Bloomberg pointed out, in its defense, however, that Goldman Sachs is a huge employer in New York City, and that as the Mayor it is his duty to protect and defend such companies. Incidentally, Goldman Sachs is also one of the largest customers of Bloomberg Inc. (Mike Bloomberg’s sweet child), which sells its computer data terminals to Wall Street banks, investment and securities firms, and media outlets.
The three-time Mayor of the same city, might not have the same plans written in his schedule book, but if he agrees to take the reins of the beleaguering investment bank, it would be a great favour to the even more aching Street and the overall economy of the country.
With the inspiring political career to date, big fat guess, in the shape of an 800-pound gorilla in the room, is that Bloomberg might make haste toward claiming the presidency in the coming years.
Goldman Sachs had been the investment bank spread of a vast expanse of the investment banking real estate. One of the biggest corporate giants in the pre-2008 era, took a hit on the stock price when the government issued orders for a Congressional hearing.

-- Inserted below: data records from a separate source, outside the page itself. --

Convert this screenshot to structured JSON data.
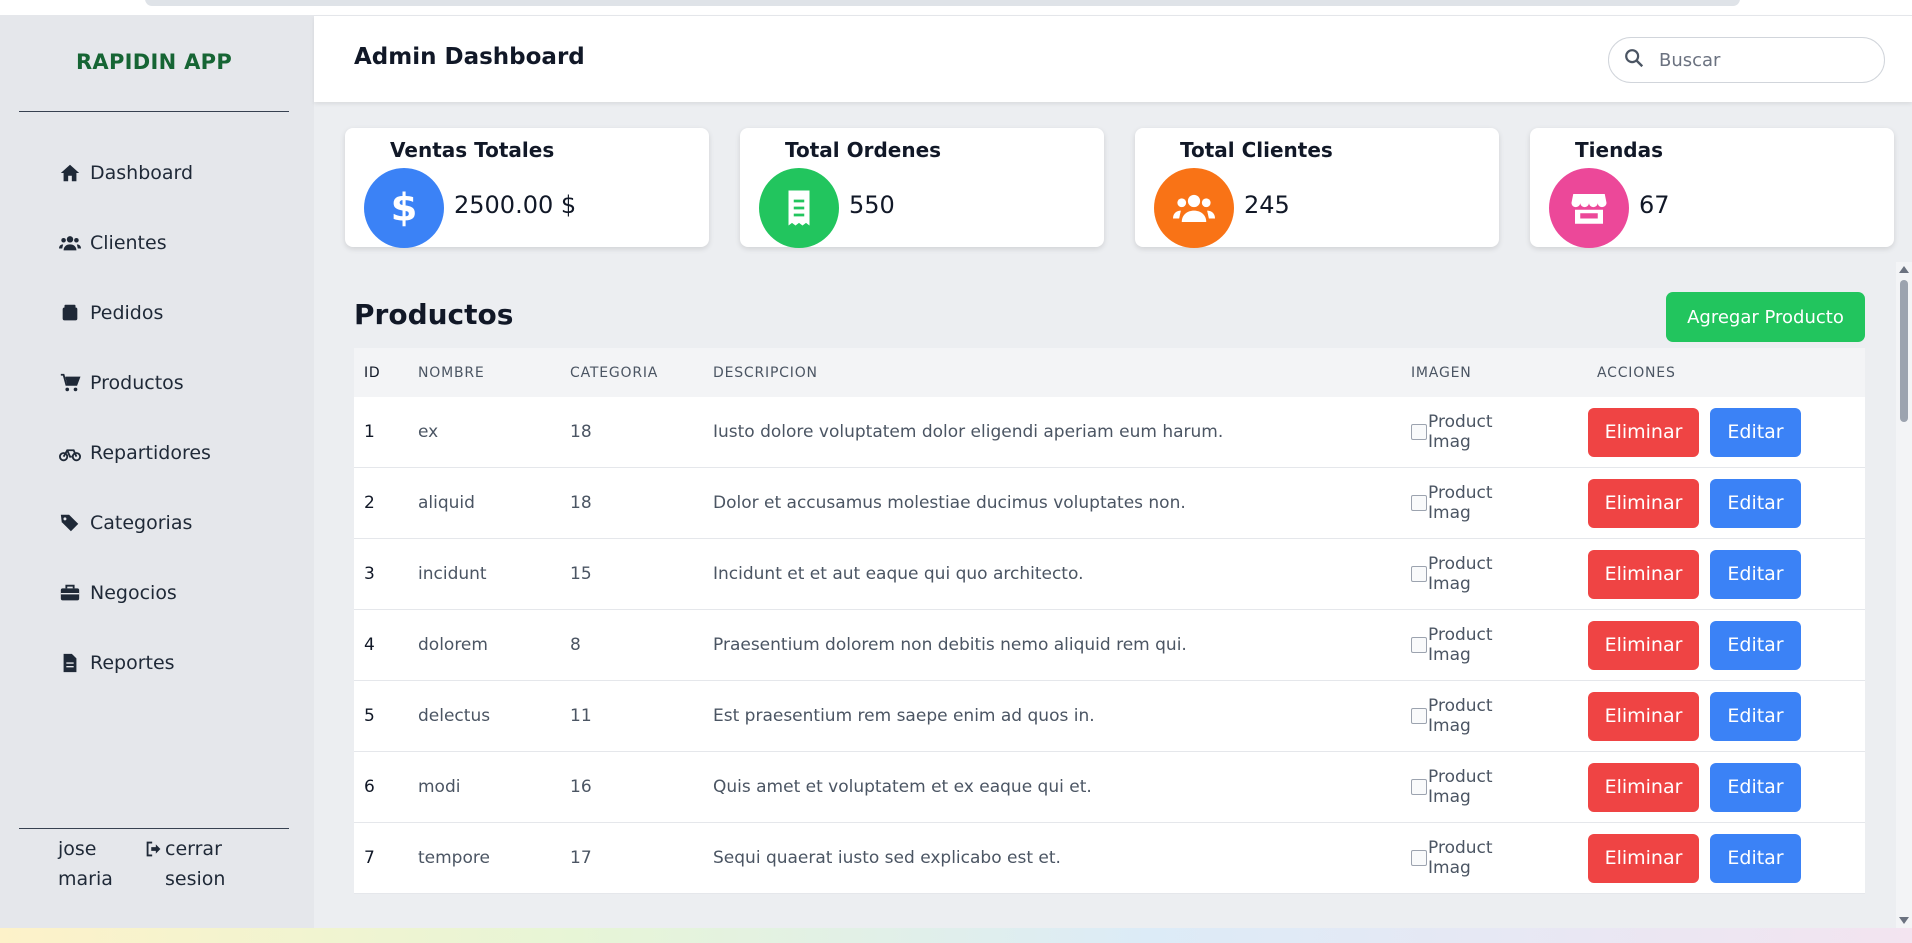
{
  "app": {
    "brand": "RAPIDIN APP"
  },
  "sidebar": {
    "items": [
      {
        "label": "Dashboard",
        "icon": "home-icon"
      },
      {
        "label": "Clientes",
        "icon": "users-icon"
      },
      {
        "label": "Pedidos",
        "icon": "box-icon"
      },
      {
        "label": "Productos",
        "icon": "cart-icon"
      },
      {
        "label": "Repartidores",
        "icon": "bicycle-icon"
      },
      {
        "label": "Categorias",
        "icon": "tags-icon"
      },
      {
        "label": "Negocios",
        "icon": "briefcase-icon"
      },
      {
        "label": "Reportes",
        "icon": "file-icon"
      }
    ],
    "user_name": "jose maria",
    "logout_label": "cerrar sesion"
  },
  "header": {
    "title": "Admin Dashboard",
    "search_placeholder": "Buscar"
  },
  "stats": [
    {
      "title": "Ventas Totales",
      "value": "2500.00 $",
      "color": "#3b82f6",
      "icon": "dollar-icon"
    },
    {
      "title": "Total Ordenes",
      "value": "550",
      "color": "#22c55e",
      "icon": "receipt-icon"
    },
    {
      "title": "Total Clientes",
      "value": "245",
      "color": "#f97316",
      "icon": "users-icon"
    },
    {
      "title": "Tiendas",
      "value": "67",
      "color": "#ec4899",
      "icon": "store-icon"
    }
  ],
  "products": {
    "title": "Productos",
    "add_label": "Agregar Producto",
    "columns": [
      "ID",
      "NOMBRE",
      "CATEGORIA",
      "DESCRIPCION",
      "IMAGEN",
      "ACCIONES"
    ],
    "image_alt": "Product Imag",
    "delete_label": "Eliminar",
    "edit_label": "Editar",
    "rows": [
      {
        "id": "1",
        "name": "ex",
        "category": "18",
        "description": "Iusto dolore voluptatem dolor eligendi aperiam eum harum."
      },
      {
        "id": "2",
        "name": "aliquid",
        "category": "18",
        "description": "Dolor et accusamus molestiae ducimus voluptates non."
      },
      {
        "id": "3",
        "name": "incidunt",
        "category": "15",
        "description": "Incidunt et et aut eaque qui quo architecto."
      },
      {
        "id": "4",
        "name": "dolorem",
        "category": "8",
        "description": "Praesentium dolorem non debitis nemo aliquid rem qui."
      },
      {
        "id": "5",
        "name": "delectus",
        "category": "11",
        "description": "Est praesentium rem saepe enim ad quos in."
      },
      {
        "id": "6",
        "name": "modi",
        "category": "16",
        "description": "Quis amet et voluptatem et ex eaque qui et."
      },
      {
        "id": "7",
        "name": "tempore",
        "category": "17",
        "description": "Sequi quaerat iusto sed explicabo est et."
      }
    ]
  },
  "colors": {
    "brand": "#166534",
    "add": "#22c55e",
    "delete": "#ef4444",
    "edit": "#3b82f6"
  }
}
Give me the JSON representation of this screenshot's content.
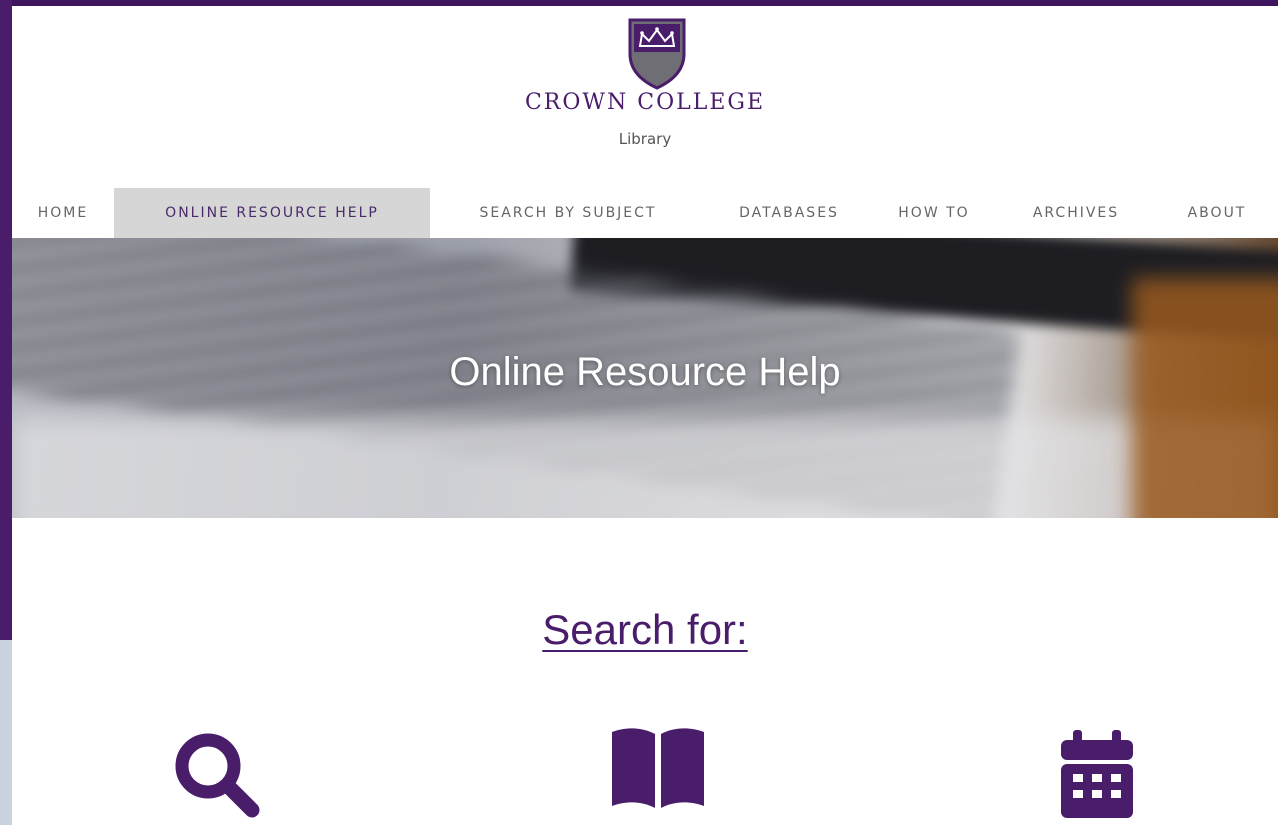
{
  "brand": {
    "name": "CROWN COLLEGE",
    "subtitle": "Library"
  },
  "nav": {
    "items": [
      {
        "label": "HOME",
        "active": false
      },
      {
        "label": "ONLINE RESOURCE HELP",
        "active": true
      },
      {
        "label": "SEARCH BY SUBJECT",
        "active": false
      },
      {
        "label": "DATABASES",
        "active": false
      },
      {
        "label": "HOW TO",
        "active": false
      },
      {
        "label": "ARCHIVES",
        "active": false
      },
      {
        "label": "ABOUT",
        "active": false
      }
    ]
  },
  "hero": {
    "title": "Online Resource Help"
  },
  "search_section": {
    "heading": "Search for:",
    "icons": [
      "search-icon",
      "book-icon",
      "calendar-icon"
    ]
  },
  "colors": {
    "brand_purple": "#4a1d6b",
    "nav_active_bg": "#d6d6d6",
    "nav_text": "#666666"
  }
}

The stock, during its imperious heydays, traded as high as $250 a share back in 2007. But since the financial crisis, which resulted in the inquiry into the bank’s lucrative derivatives trading practices, the stock has dived, to as low as $84 a share in 2011. It has since recovered some of its losses, and is now trading at $122 as of the close of trading on Mar. 16, 2012. But that is still below even its 52-week high of $164 a share.